Public health implicates civil rights. A joint report by the ACLU and New York Law School revealed that 23.5 million Americans live in "food deserts"—communities with "no access or severely limited regular access to healthy and affordable food." Over half of these people are low-income. While Americans of all races and backgrounds find themselves trapped far from healthy food sources, the problem is anything but colorblind. Since African-American and Hispanics are three times more likely to grow up in poverty, they are likely to live in food deserts. As a result, they are also disproportionately likely to suffer from the health problems associated with a lack of access to healthy food. The federal government has recognized that children growing up in these communities deserve access to nutritional meals, but there's doubt about whether federal health programs go nearly far enough to meet the problem.
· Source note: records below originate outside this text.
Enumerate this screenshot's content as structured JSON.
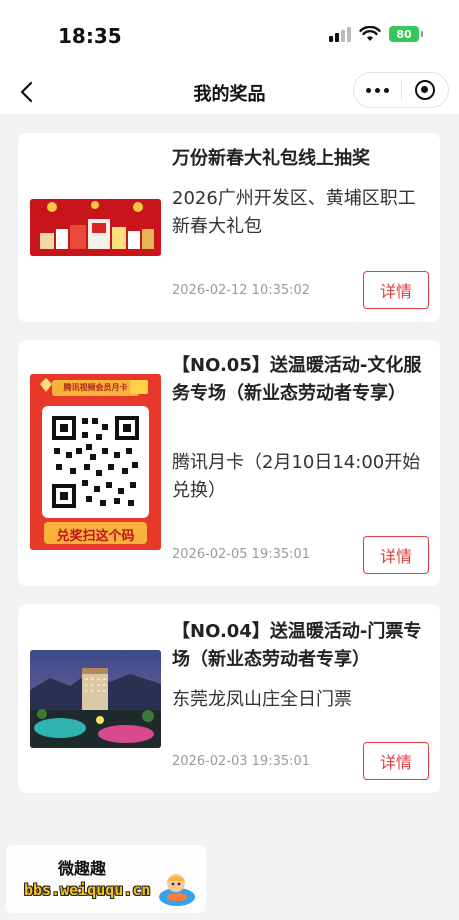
{
  "status_bar": {
    "time": "18:35",
    "battery": "80"
  },
  "nav": {
    "title": "我的奖品"
  },
  "prizes": [
    {
      "title": "万份新春大礼包线上抽奖",
      "desc": "2026广州开发区、黄埔区职工新春大礼包",
      "date": "2026-02-12 10:35:02",
      "detail_label": "详情"
    },
    {
      "title": "【NO.05】送温暖活动-文化服务专场（新业态劳动者专享）",
      "desc": "腾讯月卡（2月10日14:00开始兑换）",
      "date": "2026-02-05 19:35:01",
      "detail_label": "详情",
      "thumb_header": "腾讯视频会员月卡",
      "thumb_footer": "兑奖扫这个码"
    },
    {
      "title": "【NO.04】送温暖活动-门票专场（新业态劳动者专享）",
      "desc": "东莞龙凤山庄全日门票",
      "date": "2026-02-03 19:35:01",
      "detail_label": "详情"
    }
  ],
  "watermark": {
    "title": "微趣趣",
    "url": "bbs.weiququ.cn"
  },
  "colors": {
    "accent": "#e03c3c",
    "background": "#f2f2f4",
    "battery": "#34c759"
  }
}
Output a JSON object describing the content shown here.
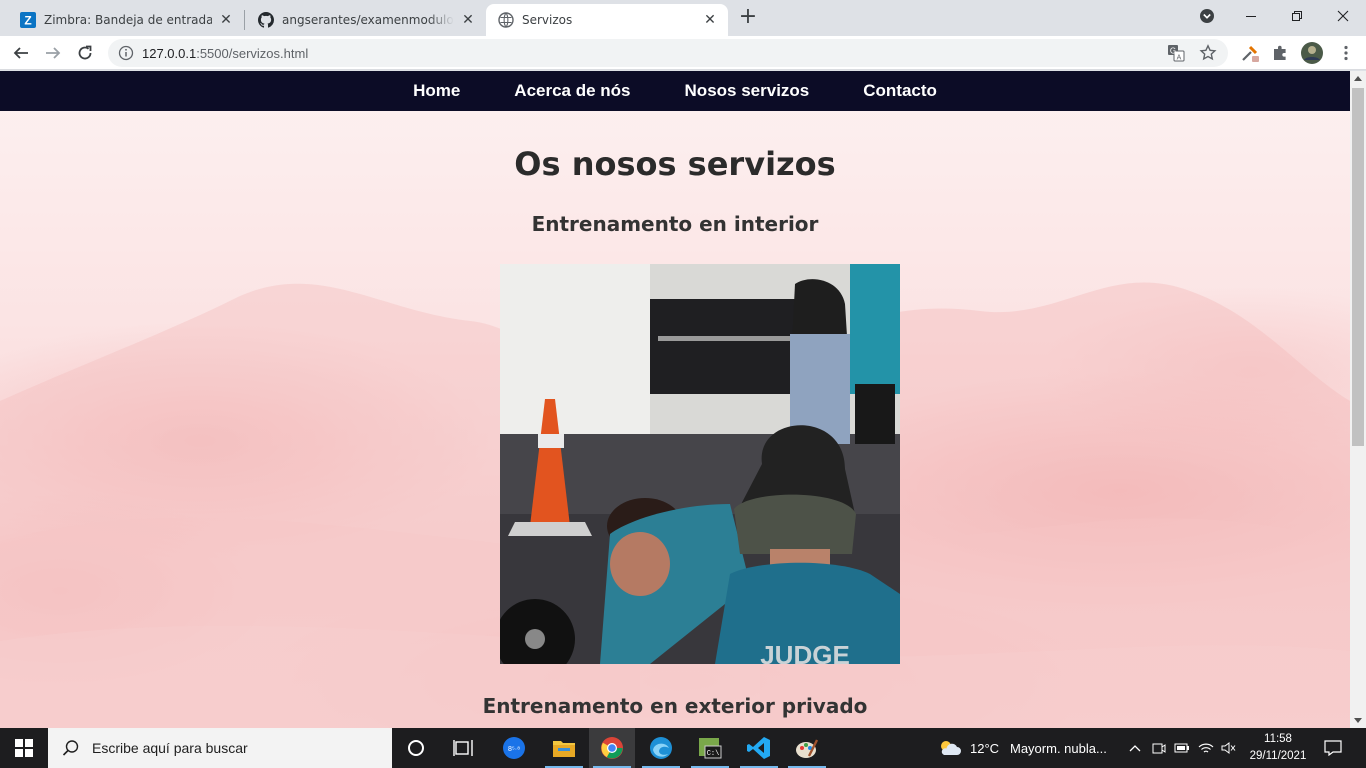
{
  "browser": {
    "tabs": [
      {
        "title": "Zimbra: Bandeja de entrada",
        "favicon": "zimbra-icon",
        "active": false
      },
      {
        "title": "angserantes/examenmoduloangel",
        "favicon": "github-icon",
        "active": false
      },
      {
        "title": "Servizos",
        "favicon": "globe-icon",
        "active": true
      }
    ],
    "close_glyph": "✕",
    "newtab_glyph": "+",
    "url": {
      "host": "127.0.0.1",
      "rest": ":5500/servizos.html"
    },
    "accent": "#dee1e6"
  },
  "page": {
    "nav": [
      "Home",
      "Acerca de nós",
      "Nosos servizos",
      "Contacto"
    ],
    "title": "Os nosos servizos",
    "sections": [
      {
        "heading": "Entrenamento en interior"
      },
      {
        "heading": "Entrenamento en exterior privado"
      }
    ],
    "photo_text": "JUDGE",
    "colors": {
      "nav_bg": "#0c0c26",
      "bg": "#fbe3e3"
    }
  },
  "taskbar": {
    "search_placeholder": "Escribe aquí para buscar",
    "weather": {
      "temp": "12°C",
      "desc": "Mayorm. nubla..."
    },
    "time": "11:58",
    "date": "29/11/2021"
  }
}
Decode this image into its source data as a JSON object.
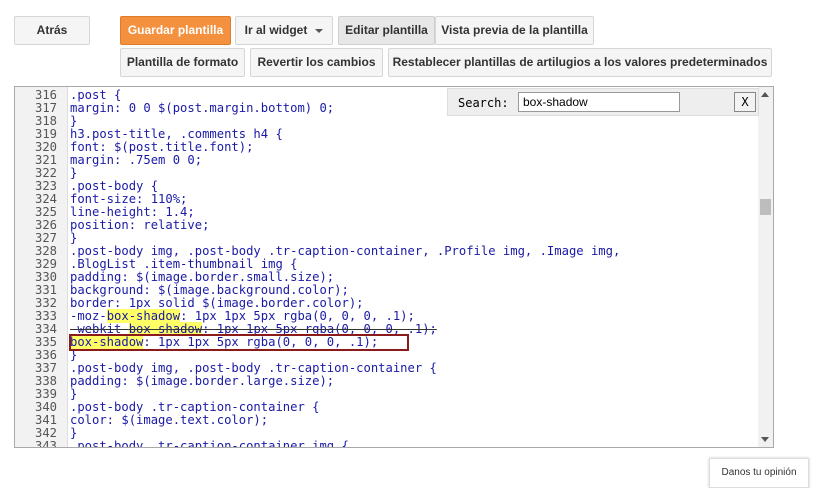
{
  "toolbar": {
    "back_label": "Atrás",
    "save_label": "Guardar plantilla",
    "widget_label": "Ir al widget",
    "edit_label": "Editar plantilla",
    "preview_label": "Vista previa de la plantilla",
    "format_label": "Plantilla de formato",
    "revert_label": "Revertir los cambios",
    "reset_label": "Restablecer plantillas de artilugios a los valores predeterminados"
  },
  "search": {
    "label": "Search:",
    "value": "box-shadow",
    "close_label": "X"
  },
  "editor": {
    "lines": [
      {
        "n": "316",
        "t": ".post {"
      },
      {
        "n": "317",
        "t": "margin: 0 0 $(post.margin.bottom) 0;"
      },
      {
        "n": "318",
        "t": "}"
      },
      {
        "n": "319",
        "t": "h3.post-title, .comments h4 {"
      },
      {
        "n": "320",
        "t": "font: $(post.title.font);"
      },
      {
        "n": "321",
        "t": "margin: .75em 0 0;"
      },
      {
        "n": "322",
        "t": "}"
      },
      {
        "n": "323",
        "t": ".post-body {"
      },
      {
        "n": "324",
        "t": "font-size: 110%;"
      },
      {
        "n": "325",
        "t": "line-height: 1.4;"
      },
      {
        "n": "326",
        "t": "position: relative;"
      },
      {
        "n": "327",
        "t": "}"
      },
      {
        "n": "328",
        "t": ".post-body img, .post-body .tr-caption-container, .Profile img, .Image img,"
      },
      {
        "n": "329",
        "t": ".BlogList .item-thumbnail img {"
      },
      {
        "n": "330",
        "t": "padding: $(image.border.small.size);"
      },
      {
        "n": "331",
        "t": "background: $(image.background.color);"
      },
      {
        "n": "332",
        "t": "border: 1px solid $(image.border.color);"
      },
      {
        "n": "333",
        "pre": "-moz-",
        "hl": "box-shadow",
        "post": ": 1px 1px 5px rgba(0, 0, 0, .1);"
      },
      {
        "n": "334",
        "pre": "-webkit-",
        "hl": "box-shadow",
        "post": ": 1px 1px 5px rgba(0, 0, 0, .1);"
      },
      {
        "n": "335",
        "pre": "",
        "hl": "box-shadow",
        "post": ": 1px 1px 5px rgba(0, 0, 0, .1);"
      },
      {
        "n": "336",
        "t": "}"
      },
      {
        "n": "337",
        "t": ".post-body img, .post-body .tr-caption-container {"
      },
      {
        "n": "338",
        "t": "padding: $(image.border.large.size);"
      },
      {
        "n": "339",
        "t": "}"
      },
      {
        "n": "340",
        "t": ".post-body .tr-caption-container {"
      },
      {
        "n": "341",
        "t": "color: $(image.text.color);"
      },
      {
        "n": "342",
        "t": "}"
      },
      {
        "n": "343",
        "t": ".post-body .tr-caption-container img {"
      }
    ]
  },
  "feedback_label": "Danos tu opinión"
}
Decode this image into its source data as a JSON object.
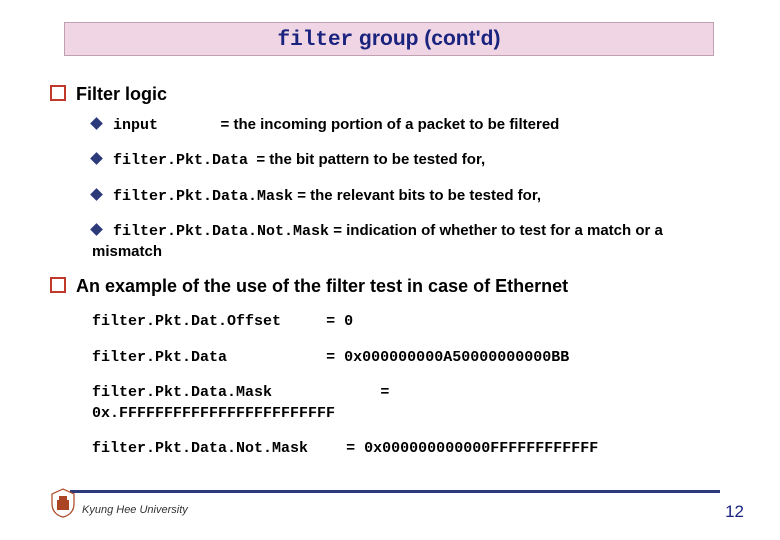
{
  "title_mono": "filter",
  "title_rest": " group (cont'd)",
  "sec1": "Filter logic",
  "items": [
    {
      "term": "input",
      "desc": " = the incoming portion of a packet to be filtered"
    },
    {
      "term": "filter.Pkt.Data",
      "desc": " = the bit pattern to be tested for,"
    },
    {
      "term": "filter.Pkt.Data.Mask",
      "desc": " = the relevant bits to be tested for,"
    },
    {
      "term": "filter.Pkt.Data.Not.Mask",
      "desc": " = indication of whether to test for a match or a mismatch"
    }
  ],
  "sec2": "An example of the use of the filter test in case of Ethernet",
  "example": [
    {
      "key": "filter.Pkt.Dat.Offset",
      "val": "= 0"
    },
    {
      "key": "filter.Pkt.Data",
      "val": "= 0x000000000A50000000000BB"
    },
    {
      "key": "filter.Pkt.Data.Mask",
      "val2a": "=",
      "val2b": "0x.FFFFFFFFFFFFFFFFFFFFFFFF"
    },
    {
      "key": "filter.Pkt.Data.Not.Mask",
      "val": "= 0x000000000000FFFFFFFFFFFF"
    }
  ],
  "university": "Kyung Hee University",
  "page": "12"
}
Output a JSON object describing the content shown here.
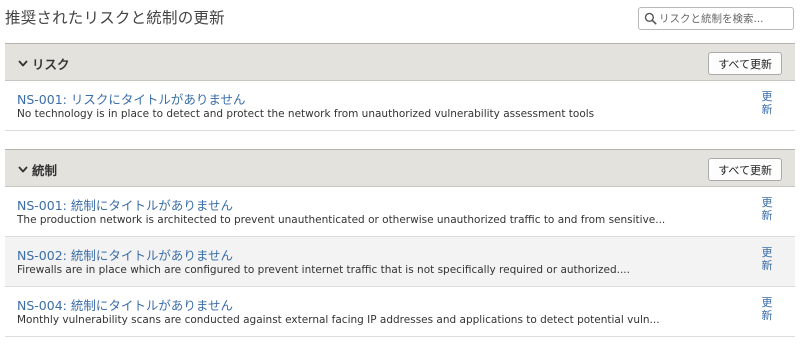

One key federal effort, the National School Lunch Program, was created 65 years ago to meet the nutritional needs of low-income children, and it today it feeds lunch to some 30 million school children, either for free or at a reduced cost. The National Center for Education Statistics reports that during the 2010-2011 school year, 20% of public school students nation-wide attended a high-poverty school where students qualified for free or reduced lunches. During the same year, the NCES further adds that 41% of Black students and 38% of Hispanic students qualified for these lunches, as compared to 6.2% of their White counterparts. Given that many of these students live in food deserts, they depend on school lunches as their primary source of nutrition.
Despite the NSLP's laudable goals, there's an obvious fork in the road between simply ensuring that all kids receive a lunch, and providing them a lunch that's actually nutritious. A recent study by the University of Illinois at Chicago confirms that where school lunches do not meet USDA nutritional guidelines, rates of obesity are higher among children consuming free or reduced meals. In recent years, critics of the USDA's nutritional guidelines for school lunches have argued that they contribute to the prevalence of childhood obesity, particularly among poor children and children of color. While others question just how much a school can alter eating habits that may form when children are very young, more attention to the nutritional content of school lunches has proven effective in reducing obesity among low-income students.
Regardless of whether the soda ban survives the legal challenge, childhood obesity remains a serious problem, particularly for communities of color. Greater attention to the food we provide our children in school will be part of the answer, but, like so many civil rights and racial justice issues in the twenty-first century, the issue stands at the intersection of multiple policies and social forces. Solving it will require both a holistic approach and a deep sense of urgency.